══ Data shown
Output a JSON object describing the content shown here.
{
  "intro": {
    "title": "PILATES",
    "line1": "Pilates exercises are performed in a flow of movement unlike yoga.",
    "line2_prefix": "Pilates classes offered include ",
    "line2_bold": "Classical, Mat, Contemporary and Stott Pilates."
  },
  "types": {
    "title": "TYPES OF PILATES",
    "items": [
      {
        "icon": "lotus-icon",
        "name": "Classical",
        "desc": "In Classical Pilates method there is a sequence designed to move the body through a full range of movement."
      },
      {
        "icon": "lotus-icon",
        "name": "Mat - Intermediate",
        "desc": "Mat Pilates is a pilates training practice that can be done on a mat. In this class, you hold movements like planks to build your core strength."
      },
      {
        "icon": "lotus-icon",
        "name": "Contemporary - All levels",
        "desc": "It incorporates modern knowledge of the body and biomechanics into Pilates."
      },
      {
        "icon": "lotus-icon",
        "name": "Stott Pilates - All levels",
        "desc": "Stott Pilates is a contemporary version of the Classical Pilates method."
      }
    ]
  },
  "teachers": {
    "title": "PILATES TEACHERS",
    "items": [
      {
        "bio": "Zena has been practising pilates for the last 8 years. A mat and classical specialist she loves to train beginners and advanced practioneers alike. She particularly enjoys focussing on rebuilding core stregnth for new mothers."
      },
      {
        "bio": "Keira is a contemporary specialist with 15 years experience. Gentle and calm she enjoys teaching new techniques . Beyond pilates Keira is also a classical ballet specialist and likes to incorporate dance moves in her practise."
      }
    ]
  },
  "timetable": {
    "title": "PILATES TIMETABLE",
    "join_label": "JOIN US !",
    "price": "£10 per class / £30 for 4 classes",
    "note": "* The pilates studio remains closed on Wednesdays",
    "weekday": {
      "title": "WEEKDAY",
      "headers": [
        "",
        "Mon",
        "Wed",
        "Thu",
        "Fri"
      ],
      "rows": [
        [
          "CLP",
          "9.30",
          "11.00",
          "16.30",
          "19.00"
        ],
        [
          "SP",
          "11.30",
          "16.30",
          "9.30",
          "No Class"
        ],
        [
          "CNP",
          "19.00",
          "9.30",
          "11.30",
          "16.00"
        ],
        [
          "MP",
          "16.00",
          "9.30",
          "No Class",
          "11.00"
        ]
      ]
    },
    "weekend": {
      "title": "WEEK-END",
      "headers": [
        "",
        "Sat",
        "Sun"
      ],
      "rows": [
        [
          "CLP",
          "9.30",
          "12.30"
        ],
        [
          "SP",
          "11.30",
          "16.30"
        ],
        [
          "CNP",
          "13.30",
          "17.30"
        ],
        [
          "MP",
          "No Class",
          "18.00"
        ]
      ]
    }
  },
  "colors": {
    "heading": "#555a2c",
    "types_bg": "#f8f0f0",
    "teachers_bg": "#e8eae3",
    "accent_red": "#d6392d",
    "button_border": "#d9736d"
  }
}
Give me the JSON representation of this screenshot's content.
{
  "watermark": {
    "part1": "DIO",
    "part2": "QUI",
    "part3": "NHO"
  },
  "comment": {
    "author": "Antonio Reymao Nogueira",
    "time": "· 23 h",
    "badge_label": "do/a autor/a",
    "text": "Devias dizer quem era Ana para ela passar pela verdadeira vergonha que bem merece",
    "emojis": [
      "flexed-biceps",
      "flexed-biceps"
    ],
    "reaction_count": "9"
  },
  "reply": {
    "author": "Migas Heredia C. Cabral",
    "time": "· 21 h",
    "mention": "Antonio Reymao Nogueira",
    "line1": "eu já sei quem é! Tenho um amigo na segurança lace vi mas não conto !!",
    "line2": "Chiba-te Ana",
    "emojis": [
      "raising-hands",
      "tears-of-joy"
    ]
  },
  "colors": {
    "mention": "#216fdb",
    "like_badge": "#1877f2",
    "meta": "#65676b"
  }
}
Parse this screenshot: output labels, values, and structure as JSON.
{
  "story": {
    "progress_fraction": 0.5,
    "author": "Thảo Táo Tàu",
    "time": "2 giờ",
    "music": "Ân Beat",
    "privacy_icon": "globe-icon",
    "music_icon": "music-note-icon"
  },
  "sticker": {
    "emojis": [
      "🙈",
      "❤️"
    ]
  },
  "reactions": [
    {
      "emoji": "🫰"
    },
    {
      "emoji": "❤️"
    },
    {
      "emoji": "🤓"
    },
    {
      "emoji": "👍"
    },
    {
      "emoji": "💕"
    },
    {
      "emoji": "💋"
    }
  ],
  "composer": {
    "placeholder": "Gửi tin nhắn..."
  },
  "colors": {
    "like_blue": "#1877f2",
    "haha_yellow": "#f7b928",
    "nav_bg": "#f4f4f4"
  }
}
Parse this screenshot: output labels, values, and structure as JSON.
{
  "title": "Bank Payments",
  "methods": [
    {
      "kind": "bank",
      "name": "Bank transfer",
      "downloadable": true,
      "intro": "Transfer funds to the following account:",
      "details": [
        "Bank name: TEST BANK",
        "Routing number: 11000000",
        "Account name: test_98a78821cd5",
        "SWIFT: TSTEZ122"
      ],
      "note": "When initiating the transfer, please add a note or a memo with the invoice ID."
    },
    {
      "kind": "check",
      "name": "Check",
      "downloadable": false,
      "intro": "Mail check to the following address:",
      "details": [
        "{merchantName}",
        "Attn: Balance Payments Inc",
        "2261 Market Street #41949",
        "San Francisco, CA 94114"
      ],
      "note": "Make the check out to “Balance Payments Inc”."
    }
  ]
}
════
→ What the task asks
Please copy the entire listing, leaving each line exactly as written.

→ Task output
Output a JSON object describing the content shown here.
{
  "intro": {
    "title": "PILATES",
    "line1": "Pilates exercises are performed in a flow of movement unlike yoga.",
    "line2_prefix": "Pilates classes offered include ",
    "line2_bold": "Classical, Mat, Contemporary and Stott Pilates."
  },
  "types": {
    "title": "TYPES OF PILATES",
    "items": [
      {
        "icon": "lotus-icon",
        "name": "Classical",
        "desc": "In Classical Pilates method there is a sequence designed to move the body through a full range of movement."
      },
      {
        "icon": "lotus-icon",
        "name": "Mat - Intermediate",
        "desc": "Mat Pilates is a pilates training practice that can be done on a mat. In this class, you hold movements like planks to build your core strength."
      },
      {
        "icon": "lotus-icon",
        "name": "Contemporary - All levels",
        "desc": "It incorporates modern knowledge of the body and biomechanics into Pilates."
      },
      {
        "icon": "lotus-icon",
        "name": "Stott Pilates - All levels",
        "desc": "Stott Pilates is a contemporary version of the Classical Pilates method."
      }
    ]
  },
  "teachers": {
    "title": "PILATES TEACHERS",
    "items": [
      {
        "bio": "Zena has been practising pilates for the last 8 years. A mat and classical specialist she loves to train beginners and advanced practioneers alike. She particularly enjoys focussing on rebuilding core stregnth for new mothers."
      },
      {
        "bio": "Keira is a contemporary specialist with 15 years experience. Gentle and calm she enjoys teaching new techniques . Beyond pilates Keira is also a classical ballet specialist and likes to incorporate dance moves in her practise."
      }
    ]
  },
  "timetable": {
    "title": "PILATES TIMETABLE",
    "join_label": "JOIN US !",
    "price": "£10 per class / £30 for 4 classes",
    "note": "* The pilates studio remains closed on Wednesdays",
    "weekday": {
      "title": "WEEKDAY",
      "headers": [
        "",
        "Mon",
        "Wed",
        "Thu",
        "Fri"
      ],
      "rows": [
        [
          "CLP",
          "9.30",
          "11.00",
          "16.30",
          "19.00"
        ],
        [
          "SP",
          "11.30",
          "16.30",
          "9.30",
          "No Class"
        ],
        [
          "CNP",
          "19.00",
          "9.30",
          "11.30",
          "16.00"
        ],
        [
          "MP",
          "16.00",
          "9.30",
          "No Class",
          "11.00"
        ]
      ]
    },
    "weekend": {
      "title": "WEEK-END",
      "headers": [
        "",
        "Sat",
        "Sun"
      ],
      "rows": [
        [
          "CLP",
          "9.30",
          "12.30"
        ],
        [
          "SP",
          "11.30",
          "16.30"
        ],
        [
          "CNP",
          "13.30",
          "17.30"
        ],
        [
          "MP",
          "No Class",
          "18.00"
        ]
      ]
    }
  },
  "colors": {
    "heading": "#555a2c",
    "types_bg": "#f8f0f0",
    "teachers_bg": "#e8eae3",
    "accent_red": "#d6392d",
    "button_border": "#d9736d"
  }
}
Give me the JSON representation of this screenshot's content.
{
  "watermark": {
    "part1": "DIO",
    "part2": "QUI",
    "part3": "NHO"
  },
  "comment": {
    "author": "Antonio Reymao Nogueira",
    "time": "· 23 h",
    "badge_label": "do/a autor/a",
    "text": "Devias dizer quem era Ana para ela passar pela verdadeira vergonha que bem merece",
    "emojis": [
      "flexed-biceps",
      "flexed-biceps"
    ],
    "reaction_count": "9"
  },
  "reply": {
    "author": "Migas Heredia C. Cabral",
    "time": "· 21 h",
    "mention": "Antonio Reymao Nogueira",
    "line1": "eu já sei quem é! Tenho um amigo na segurança lace vi mas não conto !!",
    "line2": "Chiba-te Ana",
    "emojis": [
      "raising-hands",
      "tears-of-joy"
    ]
  },
  "colors": {
    "mention": "#216fdb",
    "like_badge": "#1877f2",
    "meta": "#65676b"
  }
}
Parse this screenshot: output labels, values, and structure as JSON.
{
  "story": {
    "progress_fraction": 0.5,
    "author": "Thảo Táo Tàu",
    "time": "2 giờ",
    "music": "Ân Beat",
    "privacy_icon": "globe-icon",
    "music_icon": "music-note-icon"
  },
  "sticker": {
    "emojis": [
      "🙈",
      "❤️"
    ]
  },
  "reactions": [
    {
      "emoji": "🫰"
    },
    {
      "emoji": "❤️"
    },
    {
      "emoji": "🤓"
    },
    {
      "emoji": "👍"
    },
    {
      "emoji": "💕"
    },
    {
      "emoji": "💋"
    }
  ],
  "composer": {
    "placeholder": "Gửi tin nhắn..."
  },
  "colors": {
    "like_blue": "#1877f2",
    "haha_yellow": "#f7b928",
    "nav_bg": "#f4f4f4"
  }
}
Parse this screenshot: output labels, values, and structure as JSON.
{
  "title": "Bank Payments",
  "methods": [
    {
      "kind": "bank",
      "name": "Bank transfer",
      "downloadable": true,
      "intro": "Transfer funds to the following account:",
      "details": [
        "Bank name: TEST BANK",
        "Routing number: 11000000",
        "Account name: test_98a78821cd5",
        "SWIFT: TSTEZ122"
      ],
      "note": "When initiating the transfer, please add a note or a memo with the invoice ID."
    },
    {
      "kind": "check",
      "name": "Check",
      "downloadable": false,
      "intro": "Mail check to the following address:",
      "details": [
        "{merchantName}",
        "Attn: Balance Payments Inc",
        "2261 Market Street #41949",
        "San Francisco, CA 94114"
      ],
      "note": "Make the check out to “Balance Payments Inc”."
    }
  ]
}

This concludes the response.